Event Info

Date: Jun 10

Time: 11a

Location: 411 Carillon Drive, Luray, VA

Please join us for this dedication ceremony – and to help honor the memory and legacy of Bethany Veney.

Speakers at the event will include:

  • Benetta Kufour, great great granddaughter of Bethany Veney
  • Del Price, President of Shenandoah Valley Black Heritage Project
  • Jerry Dofflemyer, Mayor of Luray
  • Minister Audre King, ER Church
  • Rod and Isabel Graves, Luray Caverns
  • Keven Walker, CEO, Shenandoah Valley Battlefields Foundation

The remembrance garden is located at 41 Carillon Drive, Luray, Virginia, near the Bethel Baptist Church on Main Street in Luray.

The Bethany Veney interpretive marker is part of the Shenandoah Valley Battlefields Foundation’s Long Road to Freedom Project.

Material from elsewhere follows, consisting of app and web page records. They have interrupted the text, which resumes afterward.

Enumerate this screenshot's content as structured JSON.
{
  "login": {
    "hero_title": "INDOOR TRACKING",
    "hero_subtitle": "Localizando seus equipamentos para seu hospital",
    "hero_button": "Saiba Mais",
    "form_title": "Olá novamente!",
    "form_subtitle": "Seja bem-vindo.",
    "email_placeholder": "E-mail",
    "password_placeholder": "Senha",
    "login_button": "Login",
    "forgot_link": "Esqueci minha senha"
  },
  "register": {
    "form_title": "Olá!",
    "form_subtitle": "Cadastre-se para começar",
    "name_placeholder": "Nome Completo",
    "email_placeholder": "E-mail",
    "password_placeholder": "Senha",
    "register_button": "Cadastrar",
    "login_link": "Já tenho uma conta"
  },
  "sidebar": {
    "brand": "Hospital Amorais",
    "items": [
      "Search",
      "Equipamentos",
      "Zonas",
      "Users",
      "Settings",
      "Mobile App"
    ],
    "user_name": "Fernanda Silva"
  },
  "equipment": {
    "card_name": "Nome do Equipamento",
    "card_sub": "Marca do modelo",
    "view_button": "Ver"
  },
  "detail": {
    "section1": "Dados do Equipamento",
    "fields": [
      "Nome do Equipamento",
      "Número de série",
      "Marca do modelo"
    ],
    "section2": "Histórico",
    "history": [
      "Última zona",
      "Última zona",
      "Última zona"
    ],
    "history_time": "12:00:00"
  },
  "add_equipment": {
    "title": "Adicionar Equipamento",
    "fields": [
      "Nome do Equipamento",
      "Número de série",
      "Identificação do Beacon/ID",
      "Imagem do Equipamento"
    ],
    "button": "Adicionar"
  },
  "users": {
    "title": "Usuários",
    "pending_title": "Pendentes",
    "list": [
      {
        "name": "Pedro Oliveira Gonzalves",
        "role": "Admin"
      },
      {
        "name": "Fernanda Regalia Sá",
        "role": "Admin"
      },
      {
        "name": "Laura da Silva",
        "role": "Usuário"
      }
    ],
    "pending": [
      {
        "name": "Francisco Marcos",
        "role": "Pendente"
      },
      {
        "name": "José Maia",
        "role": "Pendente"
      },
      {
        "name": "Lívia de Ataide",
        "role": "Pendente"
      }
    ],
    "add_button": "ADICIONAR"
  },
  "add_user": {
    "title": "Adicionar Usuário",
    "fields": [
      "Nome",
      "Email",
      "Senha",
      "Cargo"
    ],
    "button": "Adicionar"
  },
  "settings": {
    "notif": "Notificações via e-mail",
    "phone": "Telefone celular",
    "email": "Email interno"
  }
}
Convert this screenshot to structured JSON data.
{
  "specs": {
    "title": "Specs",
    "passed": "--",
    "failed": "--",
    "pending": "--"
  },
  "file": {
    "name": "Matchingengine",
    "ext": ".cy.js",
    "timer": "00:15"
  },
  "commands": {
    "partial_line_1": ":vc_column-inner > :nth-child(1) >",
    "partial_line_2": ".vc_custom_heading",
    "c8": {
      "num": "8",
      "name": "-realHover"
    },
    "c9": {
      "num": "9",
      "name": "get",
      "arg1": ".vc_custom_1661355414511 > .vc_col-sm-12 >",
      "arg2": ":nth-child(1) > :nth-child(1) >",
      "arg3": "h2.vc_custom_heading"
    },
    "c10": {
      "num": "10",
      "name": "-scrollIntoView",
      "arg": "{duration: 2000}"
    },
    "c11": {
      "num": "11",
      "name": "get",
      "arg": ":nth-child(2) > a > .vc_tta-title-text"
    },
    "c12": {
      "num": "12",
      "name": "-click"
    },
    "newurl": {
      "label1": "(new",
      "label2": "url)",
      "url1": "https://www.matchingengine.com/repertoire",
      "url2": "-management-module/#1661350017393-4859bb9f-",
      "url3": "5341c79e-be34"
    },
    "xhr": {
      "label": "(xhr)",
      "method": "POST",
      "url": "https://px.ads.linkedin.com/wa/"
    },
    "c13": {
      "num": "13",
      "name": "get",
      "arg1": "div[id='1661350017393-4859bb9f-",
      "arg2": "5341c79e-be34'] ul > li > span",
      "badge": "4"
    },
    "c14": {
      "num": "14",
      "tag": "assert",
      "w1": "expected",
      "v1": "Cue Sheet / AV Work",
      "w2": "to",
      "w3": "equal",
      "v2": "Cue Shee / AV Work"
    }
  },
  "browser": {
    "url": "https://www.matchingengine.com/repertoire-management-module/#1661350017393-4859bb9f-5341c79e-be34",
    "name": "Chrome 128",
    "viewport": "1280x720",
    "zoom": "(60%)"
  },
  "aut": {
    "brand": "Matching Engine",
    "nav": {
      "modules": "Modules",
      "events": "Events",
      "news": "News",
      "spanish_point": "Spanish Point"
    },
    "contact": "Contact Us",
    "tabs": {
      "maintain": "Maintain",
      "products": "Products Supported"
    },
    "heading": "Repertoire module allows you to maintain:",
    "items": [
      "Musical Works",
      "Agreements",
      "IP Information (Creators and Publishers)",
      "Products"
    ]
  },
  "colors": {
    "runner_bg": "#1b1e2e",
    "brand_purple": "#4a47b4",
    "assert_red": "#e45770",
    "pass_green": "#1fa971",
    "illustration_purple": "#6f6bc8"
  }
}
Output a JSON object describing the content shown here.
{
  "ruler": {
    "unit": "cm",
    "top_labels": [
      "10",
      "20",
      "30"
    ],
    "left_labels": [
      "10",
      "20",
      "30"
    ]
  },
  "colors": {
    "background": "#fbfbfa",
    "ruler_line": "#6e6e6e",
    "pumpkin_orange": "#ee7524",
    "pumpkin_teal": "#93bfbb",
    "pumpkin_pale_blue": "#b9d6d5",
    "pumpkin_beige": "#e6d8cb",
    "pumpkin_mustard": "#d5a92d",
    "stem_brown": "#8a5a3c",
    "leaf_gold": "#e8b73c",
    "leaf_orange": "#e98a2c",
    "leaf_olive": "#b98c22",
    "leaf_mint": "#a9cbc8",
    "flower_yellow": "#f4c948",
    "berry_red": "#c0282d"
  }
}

 Supported by a grant from the National Park Service, the Long Road to Freedom Project will create a Valley-wide trail to tell the story of African-Americans in the Shenandoah Valley during the Civil War era and during the long journey from Civil War to Civil Rights. Working with partners, the trail will link together historic sites and stories throughout the Valley with wayside interpretive markers, state historical markers, orientation panels, promotional materials, a trail-wide visitor guide, a website, and digital and technological tools.

Landscaping of remembrance garden courtesy of the Hill and Valley Garden Club and Brick House Nursery

Antique bench for garden courtesy of the Town of Luray and the Comer Family

Grounds, materials, and labor for site courtesy of Luray Caverns

Bethany Veney (c. 1813-1916)

Born into slavery (as Bethany Johnson) near Luray around the year 1813, Bethany Veney lived a remarkable life that she documented in her autobiography, Aunt Betty’s Story: The Narrative of Bethany Veney, a Slave Woman.

Bethany was 9 years old when her mother died; of her father, she recalled, “I knew nothing.”  She served under several owners, but found comfort when she converted to Christianity. In the late 1830s, she met and married a fellow slave, Jerry Fickland, but their marriage ended when he was sold and taken further south. Bethany’s daughter with Jerry, Charlotte, was born in January 1844.

In the 1850s, while serving as a cook for free black men working on constructing a pike (roadway), she met and married her second husband, Frank Veney, with whom she had a son named Joe. When she returned to Luray, she was able to hire her time out and earned enough money to rent her own home.

Late in the 1850s, Bethany and her son were purchased by a northern mining speculator, then taken north to Rhode Island in 1859 and freed. Her daughter, Charlotte, Charlotte’s husband (Aaron Jackson), and Frank Veney were all still in Virginia. Bethany planned to return to the Valley, but John Brown’s 1859 raid on Harpers Ferry, the ensuing sectional tensions, and the Civil War that followed derailed those plans.

Late in 1859, as Bethany recalled, “my little Joe sickened and died.” She moved to Worcester, where she joined the Park Street Methodist Church and built a new life. (In 1867 she would help found the African Methodist Episcopal Bethel Church.)

When the Civil War ended, Bethany returned to the Shenandoah Valley, where, she recalled, “I found my daughter Charlotte grown to womanhood, married, and had one child.” She returned three more times, and eventually brought all 16 of her relatives back north.

Aunt Betty’s Story was published in 1889. At the close of her narrative, Bethany said, “My back is not so straight nor so strong, my sight is not so clear, nor my limbs so nimble as they once were; but I am still ready and glad to do whatsoever my hand findeth to do, waiting only for the call to ‘come up higher.'” Bethany died in Charlotte’s home in 1916.